__What is being asked__. Gather all lines in the data that hold the string "graffiti".
==== Dataset records ====
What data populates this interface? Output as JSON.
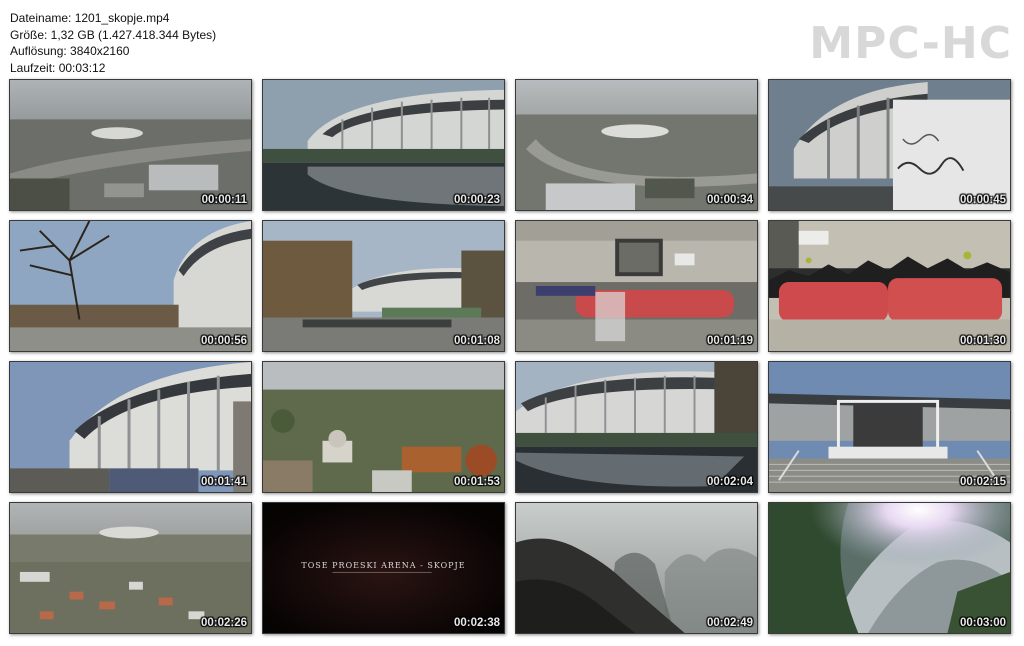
{
  "info": {
    "filename": "Dateiname: 1201_skopje.mp4",
    "size": "Größe: 1,32 GB (1.427.418.344 Bytes)",
    "resolution": "Auflösung: 3840x2160",
    "duration": "Laufzeit: 00:03:12"
  },
  "logo": "MPC-HC",
  "thumbnails": [
    {
      "timestamp": "00:00:11",
      "scene": "aerial-city-stadium"
    },
    {
      "timestamp": "00:00:23",
      "scene": "stadium-reflection"
    },
    {
      "timestamp": "00:00:34",
      "scene": "aerial-city-stadium"
    },
    {
      "timestamp": "00:00:45",
      "scene": "stadium-graffiti-wall"
    },
    {
      "timestamp": "00:00:56",
      "scene": "tree-and-stadium"
    },
    {
      "timestamp": "00:01:08",
      "scene": "park-and-stadium"
    },
    {
      "timestamp": "00:01:19",
      "scene": "building-graffiti"
    },
    {
      "timestamp": "00:01:30",
      "scene": "graffiti-closeup"
    },
    {
      "timestamp": "00:01:41",
      "scene": "stadium-low-angle"
    },
    {
      "timestamp": "00:01:53",
      "scene": "aerial-mosque"
    },
    {
      "timestamp": "00:02:04",
      "scene": "stadium-reflection"
    },
    {
      "timestamp": "00:02:15",
      "scene": "stadium-entrance"
    },
    {
      "timestamp": "00:02:26",
      "scene": "aerial-residential"
    },
    {
      "timestamp": "00:02:38",
      "scene": "title-card",
      "caption": "TOSE PROESKI ARENA - SKOPJE"
    },
    {
      "timestamp": "00:02:49",
      "scene": "misty-rocks"
    },
    {
      "timestamp": "00:03:00",
      "scene": "sunlit-mountain"
    }
  ]
}
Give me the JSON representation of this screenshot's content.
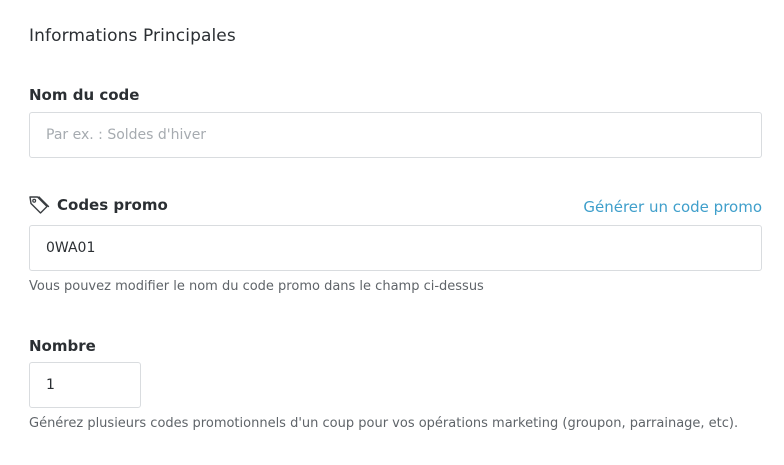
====
__Written solution__.
      "scene": "stadium-graffiti-wall"
      "scene": "building-graffiti"
      "scene": "graffiti-closeup"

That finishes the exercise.